### What you are asked to do
Search the records for the string "observation", and show each line where it appears.
++++ Listed records
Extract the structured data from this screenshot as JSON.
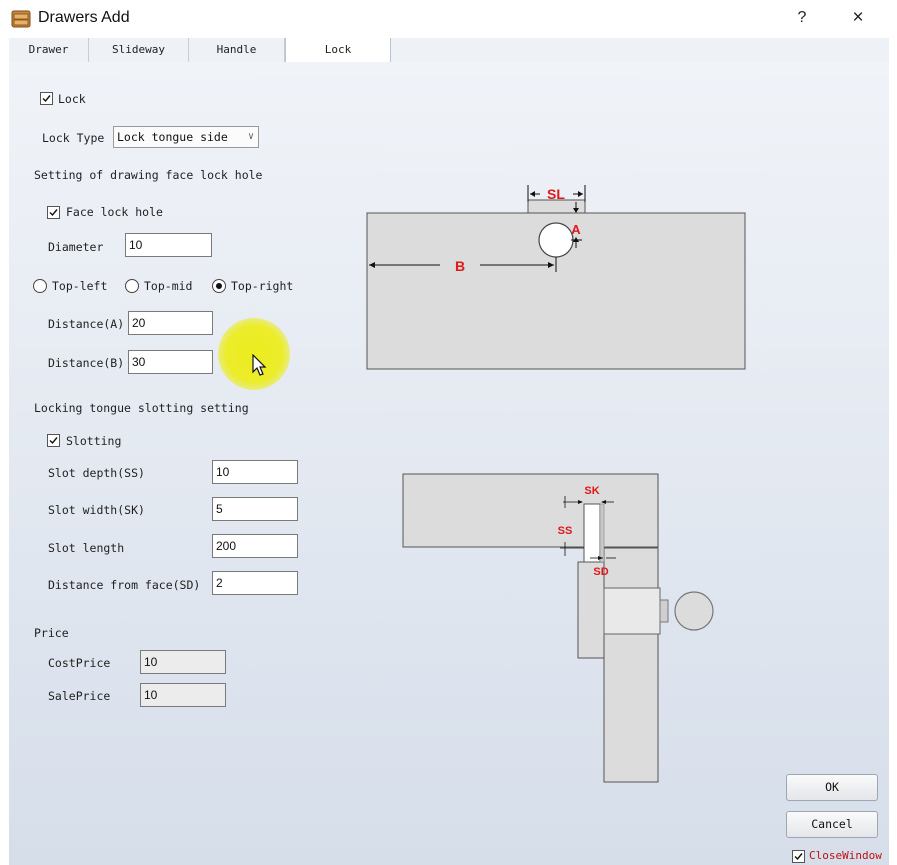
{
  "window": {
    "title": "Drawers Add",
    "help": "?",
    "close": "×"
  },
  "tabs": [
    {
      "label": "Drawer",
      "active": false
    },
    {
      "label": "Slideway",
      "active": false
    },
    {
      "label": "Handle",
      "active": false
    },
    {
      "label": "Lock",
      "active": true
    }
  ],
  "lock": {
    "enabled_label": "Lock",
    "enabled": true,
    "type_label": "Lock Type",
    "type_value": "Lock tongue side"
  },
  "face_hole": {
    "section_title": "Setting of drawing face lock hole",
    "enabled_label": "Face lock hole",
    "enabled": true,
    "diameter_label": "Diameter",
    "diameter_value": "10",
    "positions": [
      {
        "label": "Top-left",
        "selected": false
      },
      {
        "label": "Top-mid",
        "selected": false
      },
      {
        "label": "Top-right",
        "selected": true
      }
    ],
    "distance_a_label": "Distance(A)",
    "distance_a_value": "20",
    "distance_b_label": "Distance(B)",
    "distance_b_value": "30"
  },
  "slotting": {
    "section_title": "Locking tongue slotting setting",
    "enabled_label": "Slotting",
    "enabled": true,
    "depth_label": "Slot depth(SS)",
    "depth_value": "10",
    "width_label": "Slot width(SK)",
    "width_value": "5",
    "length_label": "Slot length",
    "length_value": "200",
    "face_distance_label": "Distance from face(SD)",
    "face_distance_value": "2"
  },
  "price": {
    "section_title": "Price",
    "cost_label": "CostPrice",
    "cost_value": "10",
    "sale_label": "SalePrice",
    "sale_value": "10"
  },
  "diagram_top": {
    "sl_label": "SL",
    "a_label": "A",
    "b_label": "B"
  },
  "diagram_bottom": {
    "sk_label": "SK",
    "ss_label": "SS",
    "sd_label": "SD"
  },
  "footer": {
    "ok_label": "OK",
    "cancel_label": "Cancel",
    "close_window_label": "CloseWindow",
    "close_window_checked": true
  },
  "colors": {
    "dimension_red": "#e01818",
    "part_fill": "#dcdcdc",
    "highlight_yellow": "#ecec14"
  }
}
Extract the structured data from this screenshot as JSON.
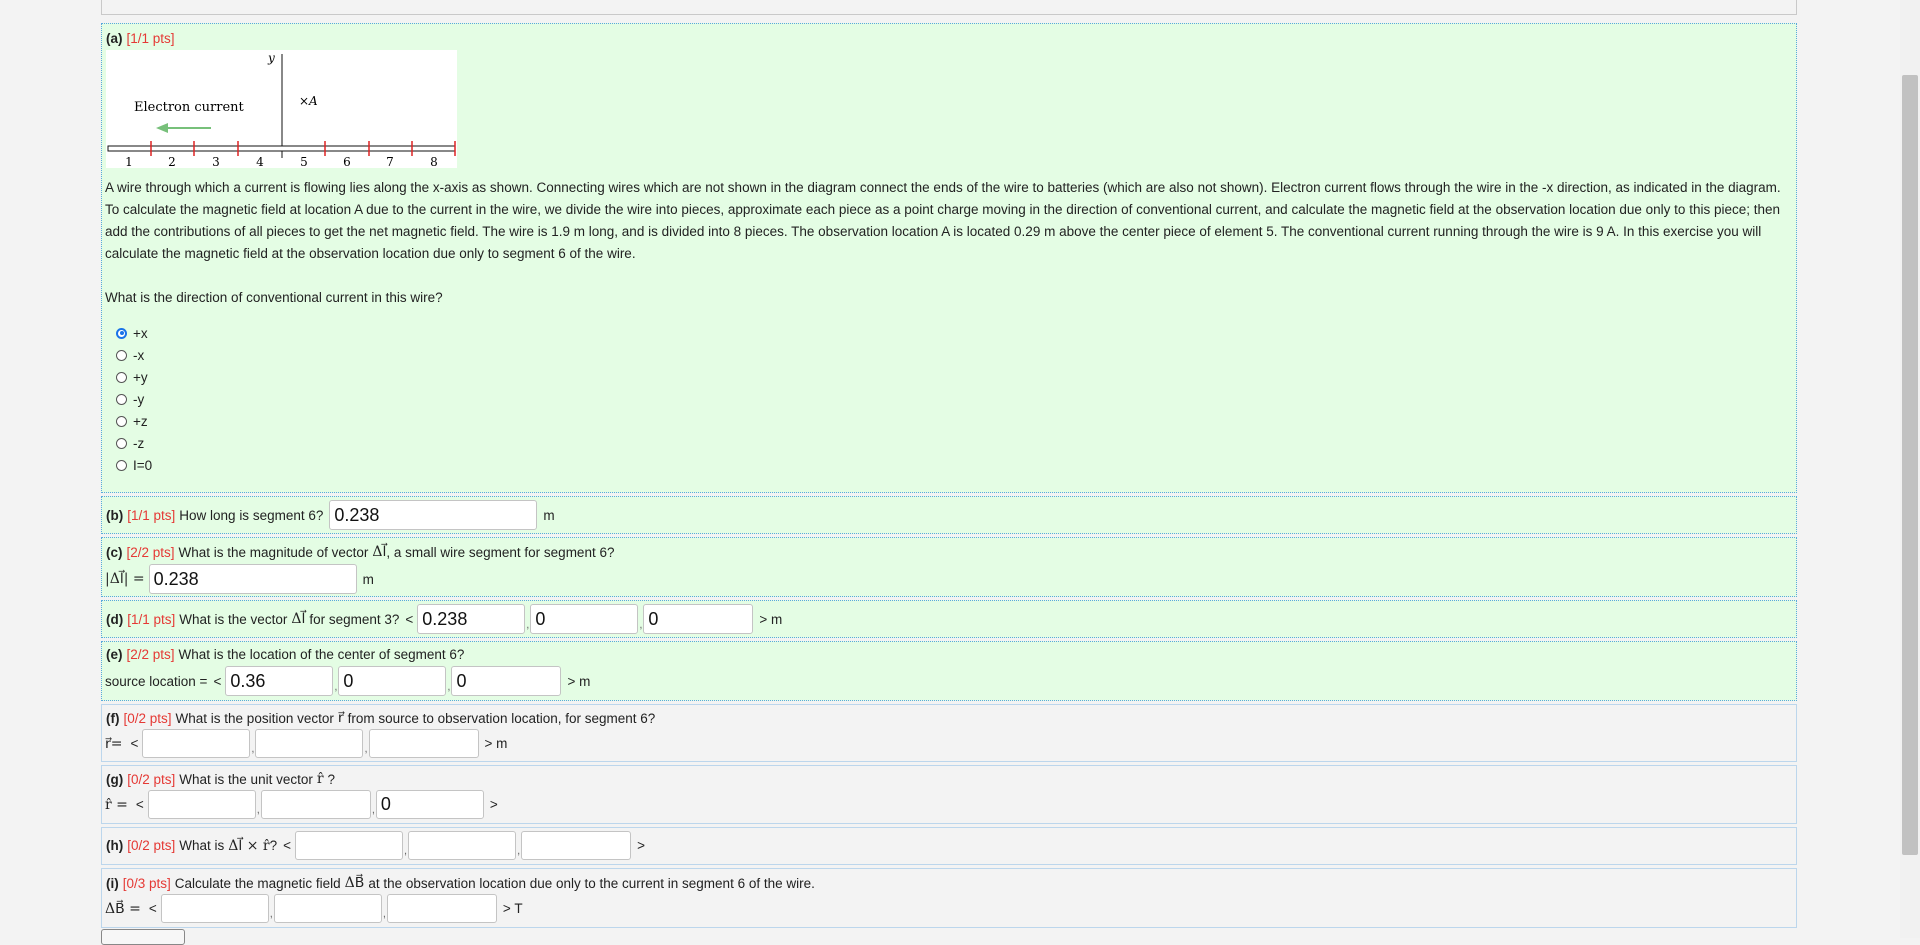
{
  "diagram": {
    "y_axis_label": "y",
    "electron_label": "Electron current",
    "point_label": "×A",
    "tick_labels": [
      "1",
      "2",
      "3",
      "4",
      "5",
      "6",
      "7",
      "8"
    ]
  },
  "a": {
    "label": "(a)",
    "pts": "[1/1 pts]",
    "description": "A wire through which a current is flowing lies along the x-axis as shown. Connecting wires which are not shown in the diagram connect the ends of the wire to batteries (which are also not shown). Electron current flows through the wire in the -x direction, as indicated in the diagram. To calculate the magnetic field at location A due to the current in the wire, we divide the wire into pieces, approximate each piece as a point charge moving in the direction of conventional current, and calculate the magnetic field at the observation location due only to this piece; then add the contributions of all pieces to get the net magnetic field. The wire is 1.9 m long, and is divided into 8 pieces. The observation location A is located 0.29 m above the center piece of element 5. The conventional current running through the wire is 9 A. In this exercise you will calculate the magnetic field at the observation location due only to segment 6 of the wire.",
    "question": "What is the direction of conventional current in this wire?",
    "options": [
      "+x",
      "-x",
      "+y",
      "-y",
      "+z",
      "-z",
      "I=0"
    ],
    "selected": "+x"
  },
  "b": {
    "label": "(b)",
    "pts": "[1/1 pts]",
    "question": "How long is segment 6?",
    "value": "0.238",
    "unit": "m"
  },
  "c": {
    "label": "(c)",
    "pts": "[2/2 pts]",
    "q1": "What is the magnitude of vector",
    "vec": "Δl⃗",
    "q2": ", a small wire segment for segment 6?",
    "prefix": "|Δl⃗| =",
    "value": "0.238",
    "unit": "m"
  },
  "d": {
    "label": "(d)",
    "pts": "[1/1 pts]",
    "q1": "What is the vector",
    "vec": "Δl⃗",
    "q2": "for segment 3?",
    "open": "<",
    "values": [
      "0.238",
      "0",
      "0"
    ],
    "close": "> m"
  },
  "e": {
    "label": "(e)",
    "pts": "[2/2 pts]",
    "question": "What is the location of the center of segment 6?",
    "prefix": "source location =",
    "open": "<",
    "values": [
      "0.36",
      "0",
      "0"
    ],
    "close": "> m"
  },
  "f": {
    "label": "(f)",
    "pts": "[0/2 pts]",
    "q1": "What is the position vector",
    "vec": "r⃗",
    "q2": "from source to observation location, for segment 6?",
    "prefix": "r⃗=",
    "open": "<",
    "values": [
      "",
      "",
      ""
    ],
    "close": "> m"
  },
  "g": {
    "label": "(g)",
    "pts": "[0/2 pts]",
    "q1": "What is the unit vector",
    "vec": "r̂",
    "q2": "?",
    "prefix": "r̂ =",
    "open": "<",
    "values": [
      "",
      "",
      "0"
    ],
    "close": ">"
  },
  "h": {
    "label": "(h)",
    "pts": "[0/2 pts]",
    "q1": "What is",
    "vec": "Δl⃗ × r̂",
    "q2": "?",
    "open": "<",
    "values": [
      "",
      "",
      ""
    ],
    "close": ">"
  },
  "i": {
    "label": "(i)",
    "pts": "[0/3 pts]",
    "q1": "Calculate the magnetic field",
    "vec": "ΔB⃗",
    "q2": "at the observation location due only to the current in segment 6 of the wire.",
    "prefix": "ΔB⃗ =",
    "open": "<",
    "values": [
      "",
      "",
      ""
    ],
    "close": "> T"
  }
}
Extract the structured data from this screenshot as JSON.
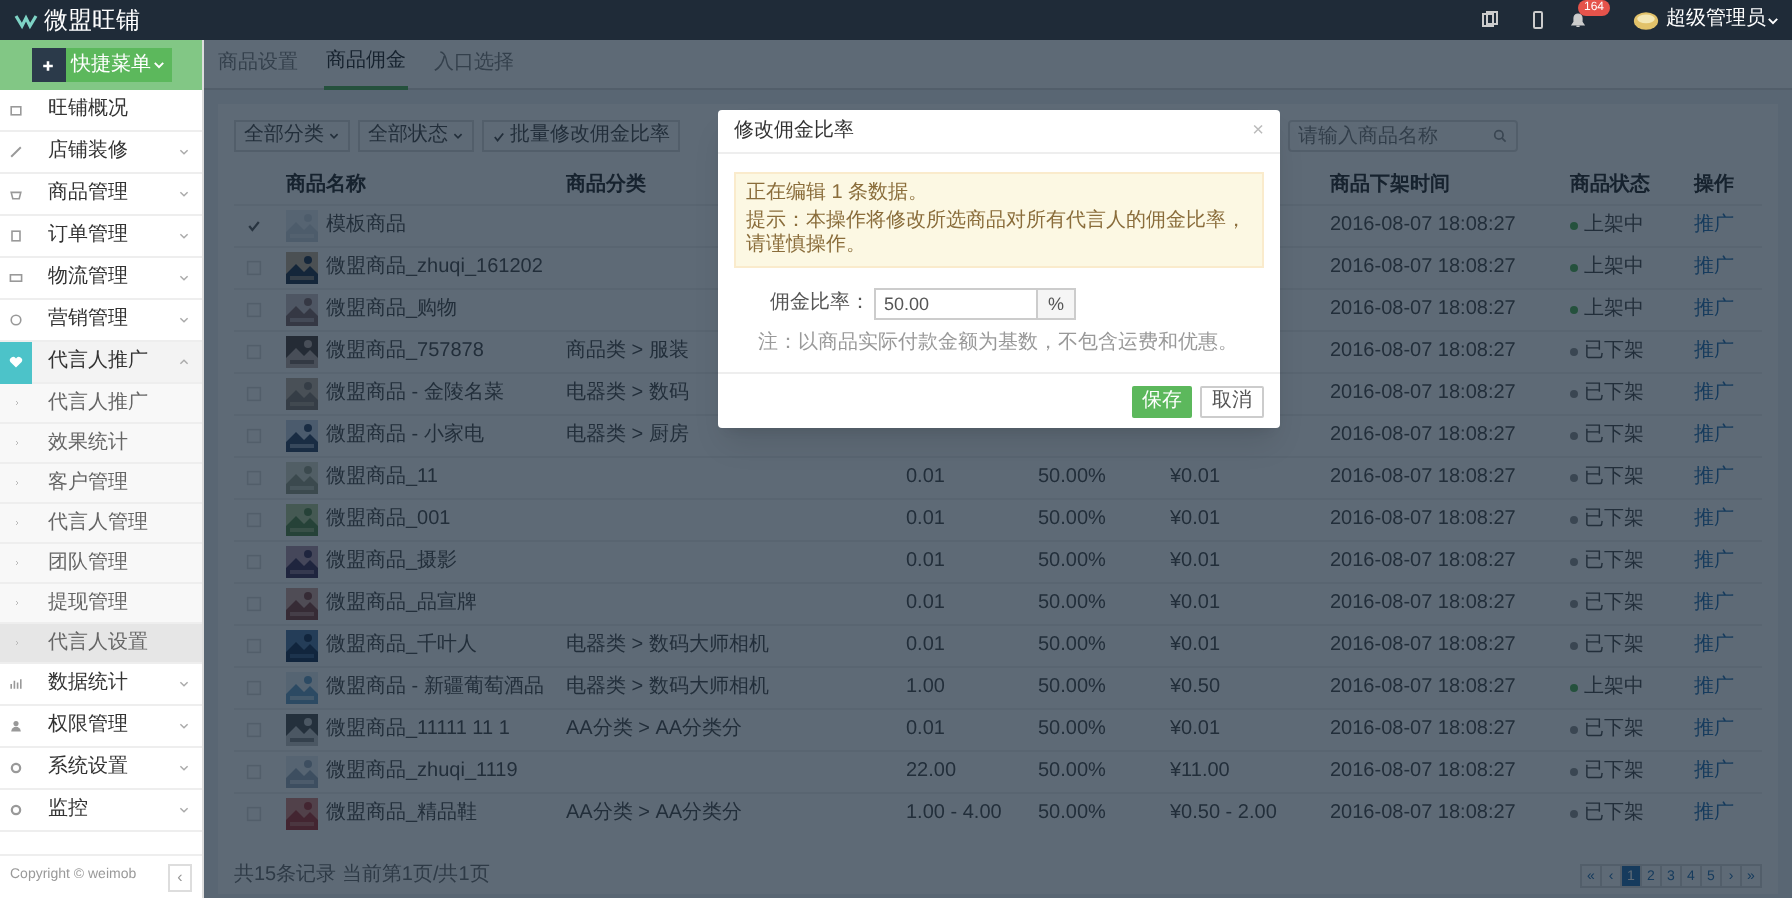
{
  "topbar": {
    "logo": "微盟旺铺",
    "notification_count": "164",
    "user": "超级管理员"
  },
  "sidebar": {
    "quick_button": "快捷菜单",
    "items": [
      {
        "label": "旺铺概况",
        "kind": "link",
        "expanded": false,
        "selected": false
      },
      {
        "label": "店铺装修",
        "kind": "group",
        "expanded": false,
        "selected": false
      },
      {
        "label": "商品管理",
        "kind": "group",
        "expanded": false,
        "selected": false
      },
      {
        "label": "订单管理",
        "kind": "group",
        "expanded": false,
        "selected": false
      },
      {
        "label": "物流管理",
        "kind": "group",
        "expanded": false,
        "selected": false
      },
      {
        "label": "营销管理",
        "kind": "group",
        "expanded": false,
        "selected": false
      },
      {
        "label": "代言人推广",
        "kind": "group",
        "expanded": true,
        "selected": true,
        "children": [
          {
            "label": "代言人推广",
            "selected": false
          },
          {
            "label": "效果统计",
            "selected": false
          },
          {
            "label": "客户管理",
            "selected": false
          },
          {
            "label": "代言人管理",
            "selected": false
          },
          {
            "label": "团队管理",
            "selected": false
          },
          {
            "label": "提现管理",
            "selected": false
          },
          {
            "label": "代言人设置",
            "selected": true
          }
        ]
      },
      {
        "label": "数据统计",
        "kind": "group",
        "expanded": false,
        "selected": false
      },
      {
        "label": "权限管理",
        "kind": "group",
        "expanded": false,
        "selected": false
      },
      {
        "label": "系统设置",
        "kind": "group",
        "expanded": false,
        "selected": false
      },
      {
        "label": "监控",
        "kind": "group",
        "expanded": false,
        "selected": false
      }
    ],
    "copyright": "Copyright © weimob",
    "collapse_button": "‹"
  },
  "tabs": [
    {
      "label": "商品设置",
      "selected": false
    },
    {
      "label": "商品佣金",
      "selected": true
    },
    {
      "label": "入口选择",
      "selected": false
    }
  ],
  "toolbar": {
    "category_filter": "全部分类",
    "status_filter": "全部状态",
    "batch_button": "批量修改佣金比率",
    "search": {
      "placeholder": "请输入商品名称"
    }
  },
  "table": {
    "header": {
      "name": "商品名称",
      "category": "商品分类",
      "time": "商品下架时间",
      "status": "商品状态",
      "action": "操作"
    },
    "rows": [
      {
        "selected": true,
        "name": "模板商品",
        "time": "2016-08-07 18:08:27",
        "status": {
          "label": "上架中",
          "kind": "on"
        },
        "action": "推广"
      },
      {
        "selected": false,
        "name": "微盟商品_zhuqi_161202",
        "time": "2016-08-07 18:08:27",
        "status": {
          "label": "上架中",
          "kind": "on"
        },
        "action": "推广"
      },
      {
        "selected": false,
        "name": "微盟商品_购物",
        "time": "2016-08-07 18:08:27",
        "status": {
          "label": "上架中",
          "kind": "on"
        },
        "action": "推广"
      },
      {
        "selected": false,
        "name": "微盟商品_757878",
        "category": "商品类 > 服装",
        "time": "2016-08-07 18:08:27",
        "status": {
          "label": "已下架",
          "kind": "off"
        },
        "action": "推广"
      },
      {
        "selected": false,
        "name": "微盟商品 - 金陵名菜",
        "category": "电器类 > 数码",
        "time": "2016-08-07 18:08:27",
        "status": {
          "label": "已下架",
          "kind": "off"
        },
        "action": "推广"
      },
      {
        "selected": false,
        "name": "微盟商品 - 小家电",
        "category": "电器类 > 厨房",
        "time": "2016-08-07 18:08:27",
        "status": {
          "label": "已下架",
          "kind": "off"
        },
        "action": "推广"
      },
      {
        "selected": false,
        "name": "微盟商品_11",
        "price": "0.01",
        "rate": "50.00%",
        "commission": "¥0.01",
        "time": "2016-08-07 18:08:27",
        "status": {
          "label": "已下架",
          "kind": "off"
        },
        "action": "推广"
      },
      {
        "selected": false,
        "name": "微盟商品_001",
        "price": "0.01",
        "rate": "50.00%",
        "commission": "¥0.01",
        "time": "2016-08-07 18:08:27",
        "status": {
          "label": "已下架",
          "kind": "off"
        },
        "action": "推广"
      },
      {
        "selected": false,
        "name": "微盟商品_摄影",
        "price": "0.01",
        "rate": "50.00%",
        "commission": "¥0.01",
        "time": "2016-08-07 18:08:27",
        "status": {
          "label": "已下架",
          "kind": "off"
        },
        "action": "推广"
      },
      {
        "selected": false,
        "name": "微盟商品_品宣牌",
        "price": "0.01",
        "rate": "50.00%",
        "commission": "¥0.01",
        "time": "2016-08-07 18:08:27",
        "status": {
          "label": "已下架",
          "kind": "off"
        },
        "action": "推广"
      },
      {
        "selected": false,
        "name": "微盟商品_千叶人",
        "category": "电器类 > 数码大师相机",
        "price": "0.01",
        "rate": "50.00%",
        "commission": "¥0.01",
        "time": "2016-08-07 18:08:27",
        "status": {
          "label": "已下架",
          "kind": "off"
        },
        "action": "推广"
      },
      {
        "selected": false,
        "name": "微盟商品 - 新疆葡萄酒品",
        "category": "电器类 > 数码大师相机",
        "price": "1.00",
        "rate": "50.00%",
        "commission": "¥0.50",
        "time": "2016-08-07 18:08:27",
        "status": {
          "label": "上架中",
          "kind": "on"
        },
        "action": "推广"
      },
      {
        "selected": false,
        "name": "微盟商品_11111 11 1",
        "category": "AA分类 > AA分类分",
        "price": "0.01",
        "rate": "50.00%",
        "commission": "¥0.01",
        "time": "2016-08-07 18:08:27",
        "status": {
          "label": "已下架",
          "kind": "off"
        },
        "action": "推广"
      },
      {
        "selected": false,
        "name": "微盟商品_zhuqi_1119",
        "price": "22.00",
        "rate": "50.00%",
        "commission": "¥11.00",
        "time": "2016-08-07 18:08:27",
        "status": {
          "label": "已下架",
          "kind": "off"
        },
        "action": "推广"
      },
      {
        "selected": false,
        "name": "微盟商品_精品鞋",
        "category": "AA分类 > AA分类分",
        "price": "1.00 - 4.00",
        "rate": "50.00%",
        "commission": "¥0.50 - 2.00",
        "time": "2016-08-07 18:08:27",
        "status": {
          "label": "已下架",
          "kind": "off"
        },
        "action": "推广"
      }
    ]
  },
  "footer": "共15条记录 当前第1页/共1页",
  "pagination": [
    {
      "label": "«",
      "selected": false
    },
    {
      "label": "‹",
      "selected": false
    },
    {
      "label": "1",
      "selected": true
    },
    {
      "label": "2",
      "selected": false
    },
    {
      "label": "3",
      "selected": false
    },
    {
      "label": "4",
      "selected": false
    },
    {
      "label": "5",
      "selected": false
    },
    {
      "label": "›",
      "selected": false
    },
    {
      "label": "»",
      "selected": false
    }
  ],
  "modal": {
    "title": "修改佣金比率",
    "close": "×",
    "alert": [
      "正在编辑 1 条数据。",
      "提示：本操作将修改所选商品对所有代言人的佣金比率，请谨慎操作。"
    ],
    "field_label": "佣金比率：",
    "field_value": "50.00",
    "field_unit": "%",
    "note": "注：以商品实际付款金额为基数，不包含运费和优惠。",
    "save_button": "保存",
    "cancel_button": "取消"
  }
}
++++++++
### Solution for this task
    "description": "A wire through which a current is flowing lies along the x-axis as shown. Connecting wires which are not shown in the diagram connect the ends of the wire to batteries (which are also not shown). Electron current flows through the wire in the -x direction, as indicated in the diagram. To calculate the magnetic field at location A due to the current in the wire, we divide the wire into pieces, approximate each piece as a point charge moving in the direction of conventional current, and calculate the magnetic field at the observation location due only to this piece; then add the contributions of all pieces to get the net magnetic field. The wire is 1.9 m long, and is divided into 8 pieces. The observation location A is located 0.29 m above the center piece of element 5. The conventional current running through the wire is 9 A. In this exercise you will calculate the magnetic field at the observation location due only to segment 6 of the wire.",
    "q2": "from source to observation location, for segment 6?",
    "q2": "at the observation location due only to the current in segment 6 of the wire.",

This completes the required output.